The last game included is 358/2 Days. Unfortunately, this part of the collection is not a game at all. Instead, the gameplay is taken out and replaced with cutscenes, turning it into a 2 hour and 50 minute movie. This in it of itself does not seem like a bad idea. A Kingdom Hearts movie would be interesting to see. However, when the creators say “movie”, they do not mean that it plays out like an actual film. This “movie” that they speak of is actually a bunch of cutscenes put together by some summaries texts in between. This method really takes out the depth and character development in the story. Also, there really are not any action sequences.
Those who have not played the original DS game will notice that there seems to be something missing when they watch this, especially when they see that the climactic battle near the end is skipped entirely. It is not bad, but it really feels like a cheat in order to finish this collection on time. But really, how great would it be to be able to play multiplayer (which was introduced in the original DS version of this game) on a console Kingdom Hearts game?
Newcomers will get the gist of the plot, but miss most of the character development. After all, without playing Kingdom Hearts II, which will be in 2.5 ReMIX, why should you care about Roxas, who at this time appears to be a random character? The original game established why, but without the details explored in the original, the character seems pointless.
The graphics to the games are very good, especially considering how old they are. Two of the three games actually receive detail upgrades, as opposed to just being transferred to 1080p. Final Mix and 358/2 Days have updated graphics that are very smooth. Re:Chain of Memories, however, does not appear to be very updated, featuring models that have pixilated details. Despite the lack of update on Re:Chain of Memories’ part, you can tell that the graphics have held up a lot better than other PS2 games.
The voice acting is for the most part very good, featuring both returning Disney actors and Disney sound-alikes. Also, the actors of the Kingdom Hearts-original characters are also great. The only real problem is that both Re:Chain of Memories and the 358/2 Days movie have moments where the acting sounds very anime. Otherwise, the acting is very good.
The music, as most Kingdom Hearts fans would already know, is great. The collection replaces all of the original tracks with new, live-orchestrated ones. The new tracks do not sound too different, but being as the music was great to begin with, that is not exactly a bad thing.

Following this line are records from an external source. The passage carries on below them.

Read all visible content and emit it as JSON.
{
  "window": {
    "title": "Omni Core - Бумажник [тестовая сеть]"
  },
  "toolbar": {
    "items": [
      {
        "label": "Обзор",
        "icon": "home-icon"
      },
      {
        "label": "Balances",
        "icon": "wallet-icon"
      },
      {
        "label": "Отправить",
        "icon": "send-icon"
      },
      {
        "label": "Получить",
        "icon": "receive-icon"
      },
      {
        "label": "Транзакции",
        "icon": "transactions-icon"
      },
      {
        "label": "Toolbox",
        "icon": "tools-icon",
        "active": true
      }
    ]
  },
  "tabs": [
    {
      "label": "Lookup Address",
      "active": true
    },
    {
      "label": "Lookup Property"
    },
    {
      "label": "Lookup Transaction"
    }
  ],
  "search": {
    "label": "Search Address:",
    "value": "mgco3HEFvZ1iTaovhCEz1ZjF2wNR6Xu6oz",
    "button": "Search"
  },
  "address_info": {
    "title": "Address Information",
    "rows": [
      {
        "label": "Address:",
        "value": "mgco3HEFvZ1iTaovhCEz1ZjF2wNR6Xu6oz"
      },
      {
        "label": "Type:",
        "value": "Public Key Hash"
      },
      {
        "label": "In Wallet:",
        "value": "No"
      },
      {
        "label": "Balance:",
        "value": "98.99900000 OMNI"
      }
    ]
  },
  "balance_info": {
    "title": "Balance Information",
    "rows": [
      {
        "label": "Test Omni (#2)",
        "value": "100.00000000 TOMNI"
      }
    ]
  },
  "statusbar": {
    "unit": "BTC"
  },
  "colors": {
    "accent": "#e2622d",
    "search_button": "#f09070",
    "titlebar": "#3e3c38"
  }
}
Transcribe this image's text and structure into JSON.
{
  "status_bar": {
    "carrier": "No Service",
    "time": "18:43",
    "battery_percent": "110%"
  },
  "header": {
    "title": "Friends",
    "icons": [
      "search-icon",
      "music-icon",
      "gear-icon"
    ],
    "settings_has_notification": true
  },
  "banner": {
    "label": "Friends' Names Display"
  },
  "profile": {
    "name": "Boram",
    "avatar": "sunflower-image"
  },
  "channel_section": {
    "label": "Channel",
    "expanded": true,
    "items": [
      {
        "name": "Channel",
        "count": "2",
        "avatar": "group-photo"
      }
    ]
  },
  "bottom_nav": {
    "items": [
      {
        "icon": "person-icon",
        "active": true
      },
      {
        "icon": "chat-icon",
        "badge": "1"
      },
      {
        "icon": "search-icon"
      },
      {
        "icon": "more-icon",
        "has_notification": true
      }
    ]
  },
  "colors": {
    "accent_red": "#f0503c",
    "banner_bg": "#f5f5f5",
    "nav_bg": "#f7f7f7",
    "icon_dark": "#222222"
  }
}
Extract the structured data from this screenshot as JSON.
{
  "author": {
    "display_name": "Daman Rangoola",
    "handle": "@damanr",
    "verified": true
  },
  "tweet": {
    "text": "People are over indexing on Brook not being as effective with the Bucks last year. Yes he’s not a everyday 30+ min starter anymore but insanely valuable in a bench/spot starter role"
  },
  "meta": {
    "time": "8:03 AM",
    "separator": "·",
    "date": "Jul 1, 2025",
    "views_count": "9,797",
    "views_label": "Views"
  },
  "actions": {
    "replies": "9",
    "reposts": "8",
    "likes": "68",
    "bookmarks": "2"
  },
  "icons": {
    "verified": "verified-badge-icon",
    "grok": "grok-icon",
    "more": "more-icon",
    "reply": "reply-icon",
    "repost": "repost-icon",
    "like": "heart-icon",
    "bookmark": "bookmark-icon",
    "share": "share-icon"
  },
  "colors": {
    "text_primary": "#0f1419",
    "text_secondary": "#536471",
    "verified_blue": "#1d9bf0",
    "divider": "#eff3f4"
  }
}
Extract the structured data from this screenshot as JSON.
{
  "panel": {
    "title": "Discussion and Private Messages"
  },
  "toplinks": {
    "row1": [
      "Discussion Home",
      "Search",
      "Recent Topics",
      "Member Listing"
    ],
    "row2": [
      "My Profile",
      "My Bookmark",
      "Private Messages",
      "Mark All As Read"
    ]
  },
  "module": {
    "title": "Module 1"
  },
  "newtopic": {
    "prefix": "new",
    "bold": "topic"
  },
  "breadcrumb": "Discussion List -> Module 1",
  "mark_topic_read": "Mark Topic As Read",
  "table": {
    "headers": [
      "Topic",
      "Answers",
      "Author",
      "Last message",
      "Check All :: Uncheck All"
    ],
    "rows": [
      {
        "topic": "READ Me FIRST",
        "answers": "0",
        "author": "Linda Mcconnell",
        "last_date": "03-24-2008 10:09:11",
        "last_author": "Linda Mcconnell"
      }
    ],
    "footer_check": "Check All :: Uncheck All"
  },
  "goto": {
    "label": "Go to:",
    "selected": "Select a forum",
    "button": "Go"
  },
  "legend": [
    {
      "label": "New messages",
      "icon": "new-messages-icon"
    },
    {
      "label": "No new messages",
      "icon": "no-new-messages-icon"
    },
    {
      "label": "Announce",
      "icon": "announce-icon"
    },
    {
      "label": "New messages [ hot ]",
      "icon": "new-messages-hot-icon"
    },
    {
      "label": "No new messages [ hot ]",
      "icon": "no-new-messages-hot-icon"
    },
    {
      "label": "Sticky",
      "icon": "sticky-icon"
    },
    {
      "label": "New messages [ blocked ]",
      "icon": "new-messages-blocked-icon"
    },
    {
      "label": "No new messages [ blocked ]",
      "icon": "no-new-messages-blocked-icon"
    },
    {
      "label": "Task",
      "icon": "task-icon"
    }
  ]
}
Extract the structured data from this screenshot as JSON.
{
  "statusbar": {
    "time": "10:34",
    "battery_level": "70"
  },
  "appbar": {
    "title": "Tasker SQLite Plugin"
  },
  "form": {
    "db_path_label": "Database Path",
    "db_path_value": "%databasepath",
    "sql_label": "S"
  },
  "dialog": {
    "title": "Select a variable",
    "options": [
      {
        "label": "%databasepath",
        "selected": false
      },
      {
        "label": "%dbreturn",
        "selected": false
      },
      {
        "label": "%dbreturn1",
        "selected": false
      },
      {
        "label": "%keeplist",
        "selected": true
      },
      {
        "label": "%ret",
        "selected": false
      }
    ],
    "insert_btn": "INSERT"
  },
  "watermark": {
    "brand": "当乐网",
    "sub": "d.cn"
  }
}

In regards to moral content, the three included titles are mostly clean. Basic concerns are the violence and the magic use. Neither is very dark and both are more reminiscent to that of Disney films. There is some suggestive clothing, particularly Yuffie’s outfit, which shows her midriff. Those who played the original Chain of Memories will likely remember the use of the word “hell” used by Axel once. In Re:Chain of Memories, however, the line is replaced with something less vulgar.
Kingdom Hearts HD 1.5 ReMIX is a great way to catch up on any games you missed previously. With the new changes to the graphics and controls, it is safe to say that at least Final Mix is the definitive version of the game. I personally think that Re:Chain of Memories is a large improvement over the original, though there are others who would disagree with me. Some will be turned off by the idea that 358/2 Days is not a full game. I would suggest playing the original, if you have a DS or 3DS. In the end, Kingdom Hearts HD 1.5 ReMIX is a great collection and a must-own for any Kingdom Hearts fan.